December 18th, 1912 – The Piltdown Hoax


At a meeting of the Geological Society of London on December 18th, 1912, Charles Dawson claimed that a workman at the Piltdown gravel pit had given him a fragment of the skull four years earlier. According to Dawson, workmen at the site discovered the skull shortly before his visit and broke it up in the belief that it was a fossilised coconut. Revisiting the site on several occasions, Dawson found further fragments of the skull and took them to Arthur Smith Woodward, keeper of the geological department at the British Museum.

Piltdown_gang_(dark) 680

Greatly interested by the finds, Woodward accompanied Dawson to the site. Though the two worked together between June and September 1912, Dawson alone recovered more skull fragments and half of the lower jaw bone. The skull unearthed in 1908 was the only find discovered in situ, with most of the other pieces found in the gravel pits’ spoil heaps.

At the same meeting, Woodward announced that a reconstruction of the fragments indicated that the skull was in many ways similar to that of a modern human, except for the occiput (the part of the skull that sits on the spinal column) and for brain size, which was about two-thirds that of a modern human. He went on to indicate that save for the presence of two human-like molar teeth, the jaw bone found would be indistinguishable from that of a modern, young chimpanzee. From the British Museum’s reconstruction of the skull, Woodward proposed that Piltdown man represented an evolutionary missing link between apes and humans, since the combination of a human-like cranium with an ape-like jaw tended to support the notion then prevailing in England that human evolution began with the brain.

Piltdown Man

A 1913 reconstruction of “Eoanthropus dawsoni”

Almost from the outset, Woodward’s reconstruction of the Piltdown fragments was strongly challenged by some researchers. At the Royal College of Surgeons, copies of the same fragments used by the British Museum in their reconstruction were used to produce an entirely different model, one that in brain size and other features resembled a modern human. This reconstruction, by Prof. (later Sir) Arthur Keith, was called Homo piltdownensis in reflection of its more human appearance. The find was also considered legitimate by Otto Schoetensack who had discovered the Heidelberg fossils just a few years earlier; he described it as being the best evidence for an ape-like ancestor of modern humans. French archeologist Pierre Teilhard de Chardin participated in the uncovery of the Piltdown skull with Woodward.

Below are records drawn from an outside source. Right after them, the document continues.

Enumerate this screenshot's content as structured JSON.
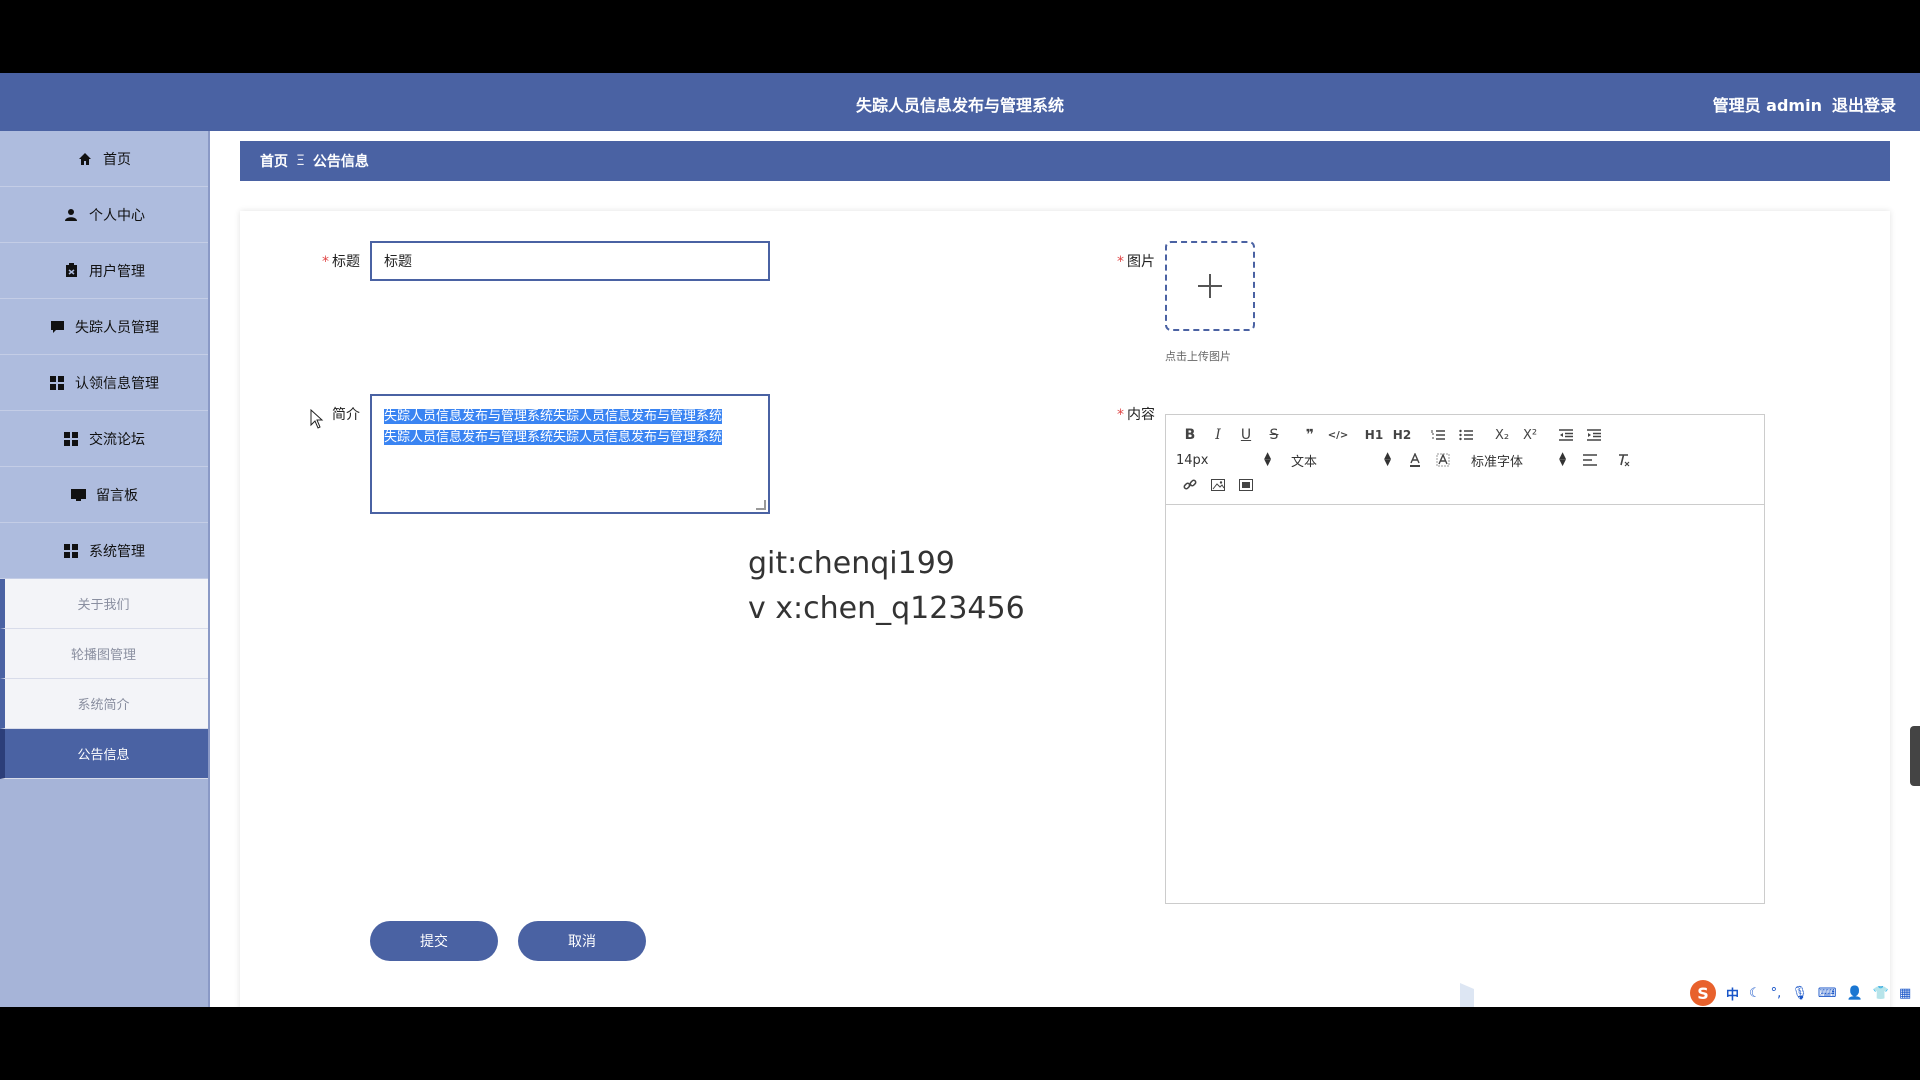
{
  "app": {
    "title": "失踪人员信息发布与管理系统",
    "user_role": "管理员 admin",
    "logout_label": "退出登录"
  },
  "sidebar": {
    "items": [
      {
        "label": "首页",
        "icon": "home-icon"
      },
      {
        "label": "个人中心",
        "icon": "user-icon"
      },
      {
        "label": "用户管理",
        "icon": "clipboard-icon"
      },
      {
        "label": "失踪人员管理",
        "icon": "comment-icon"
      },
      {
        "label": "认领信息管理",
        "icon": "grid-icon"
      },
      {
        "label": "交流论坛",
        "icon": "grid-icon"
      },
      {
        "label": "留言板",
        "icon": "monitor-icon"
      },
      {
        "label": "系统管理",
        "icon": "grid-icon"
      }
    ],
    "sub_items": [
      {
        "label": "关于我们"
      },
      {
        "label": "轮播图管理"
      },
      {
        "label": "系统简介"
      },
      {
        "label": "公告信息",
        "active": true
      }
    ]
  },
  "breadcrumb": {
    "home": "首页",
    "separator": "Ξ",
    "current": "公告信息"
  },
  "form": {
    "title_label": "标题",
    "title_value": "标题",
    "intro_label": "简介",
    "intro_line1": "失踪人员信息发布与管理系统失踪人员信息发布与管理系统",
    "intro_line2": "失踪人员信息发布与管理系统失踪人员信息发布与管理系统",
    "image_label": "图片",
    "upload_hint": "点击上传图片",
    "content_label": "内容",
    "submit_label": "提交",
    "cancel_label": "取消",
    "required_mark": "*"
  },
  "editor": {
    "font_size": "14px",
    "paragraph_format": "文本",
    "font_family": "标准字体",
    "toolbar_row1": [
      "B",
      "I",
      "U",
      "S",
      "❞",
      "</>",
      "H1",
      "H2",
      "ol",
      "ul",
      "X₂",
      "X²",
      "outdent",
      "indent"
    ]
  },
  "watermark": {
    "line1": "git:chenqi199",
    "line2": "v x:chen_q123456"
  },
  "tray": {
    "ime": "中"
  },
  "colors": {
    "primary": "#4a62a3",
    "sidebar_bg": "#aebcde",
    "selection": "#3a84f2",
    "required": "#e04444"
  }
}
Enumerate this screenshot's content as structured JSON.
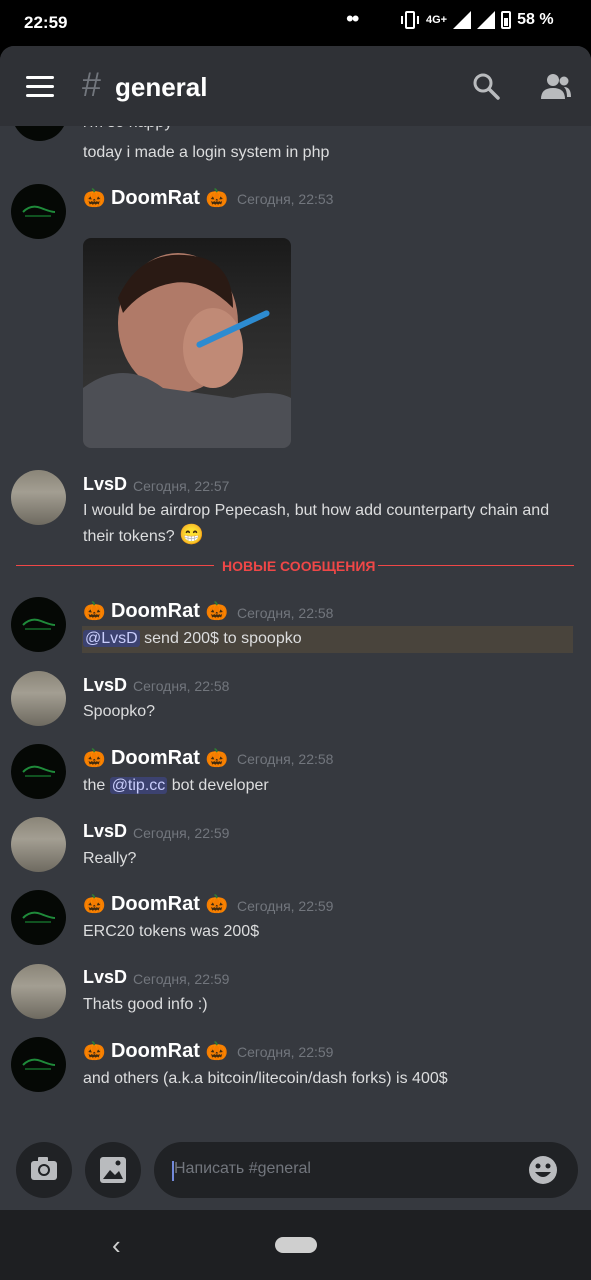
{
  "status": {
    "time": "22:59",
    "network": "4G+",
    "battery": "58 %"
  },
  "header": {
    "hash": "#",
    "channel": "general"
  },
  "messages": {
    "cut_text": "i'm so happy",
    "prev_text": "today i made a login system in php",
    "m1": {
      "author": "DoomRat",
      "time": "Сегодня, 22:53"
    },
    "m2": {
      "author": "LvsD",
      "time": "Сегодня, 22:57",
      "text": "I would be airdrop Pepecash, but how add counterparty chain and their tokens?"
    },
    "divider": "НОВЫЕ СООБЩЕНИЯ",
    "m3": {
      "author": "DoomRat",
      "time": "Сегодня, 22:58",
      "mention": "@LvsD",
      "text": " send 200$ to spoopko"
    },
    "m4": {
      "author": "LvsD",
      "time": "Сегодня, 22:58",
      "text": "Spoopko?"
    },
    "m5": {
      "author": "DoomRat",
      "time": "Сегодня, 22:58",
      "pre": "the ",
      "mention": "@tip.cc",
      "post": " bot developer"
    },
    "m6": {
      "author": "LvsD",
      "time": "Сегодня, 22:59",
      "text": "Really?"
    },
    "m7": {
      "author": "DoomRat",
      "time": "Сегодня, 22:59",
      "text": "ERC20 tokens was 200$"
    },
    "m8": {
      "author": "LvsD",
      "time": "Сегодня, 22:59",
      "text": "Thats good info :)"
    },
    "m9": {
      "author": "DoomRat",
      "time": "Сегодня, 22:59",
      "text": "and others (a.k.a bitcoin/litecoin/dash forks) is 400$"
    }
  },
  "composer": {
    "placeholder": "Написать #general"
  },
  "icons": {
    "menu": "hamburger-icon",
    "search": "search-icon",
    "members": "members-icon",
    "camera": "camera-icon",
    "image": "image-icon",
    "emoji": "emoji-icon",
    "pumpkin": "🎃",
    "grin": "😁"
  },
  "colors": {
    "background": "#36393f",
    "header": "#2f3136",
    "new_messages": "#f04747",
    "mention": "#7289da"
  }
}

Woodward’s reconstruction included ape-like canine teeth, which was itself controversial. In August 1913, Woodward, Dawson and Pierre Teilhard de Chardin, a Jesuit priest and friend of Dawson who had trained as a paleontologist and geologist, began a systematic search of the spoil heaps specifically to find the missing canines. Teilhard de Chardin soon found a canine that, according to Woodward, fitted the jaw perfectly. A few days later Teilhard de Chardin moved to France and took no further part in the discoveries. Noting that the tooth “corresponds exactly with that of an ape”, Woodward expected the find to end any dispute over his reconstruction of the skull. However, Keith attacked the find. Keith pointed out that human molars are the result of side to side movement when chewing. The canine in the Piltdown jaw was impossible as it prevented side to side movement. To explain the wear on the molar teeth, the canine could not have been any higher than the molars. Grafton Elliot Smith, a fellow anthropologist, sided with Woodward, and at the next Royal Society meeting claimed that Keith’s opposition was motivated entirely by ambition. Keith later recalled, “Such was the end of our long friendship.”

The significance of the specimen remained the subject of controversy until it was exposed in 1953 as a forgery, consisting of the lower jawbone of an orangutan deliberately combined with the cranium of a fully developed modern humanThe Piltdown hoax is perhaps the most infamous paleoanthropological hoax ever to have been perpetrated. It is prominent for two reasons: the attention paid to the issue of human evolution, and the length of time (more than 40 years) that elapsed from its discovery to its full exposure as a forgery.

“Today in History” on The Pandora Society dot com is primarily focused on Victorian and Edwardian history and does not always have a direct connection to Steampunk, Dieselpunk, or whatever punk; in fact it rarely does, but it is our hope that in sharing these historical events they might serve as some inspiration to the writers in our community to create potential alternative history stories which we look forward to reading 🙂


Leave a Reply

Your email address will not be published. Required fields are marked *

Skip to toolbar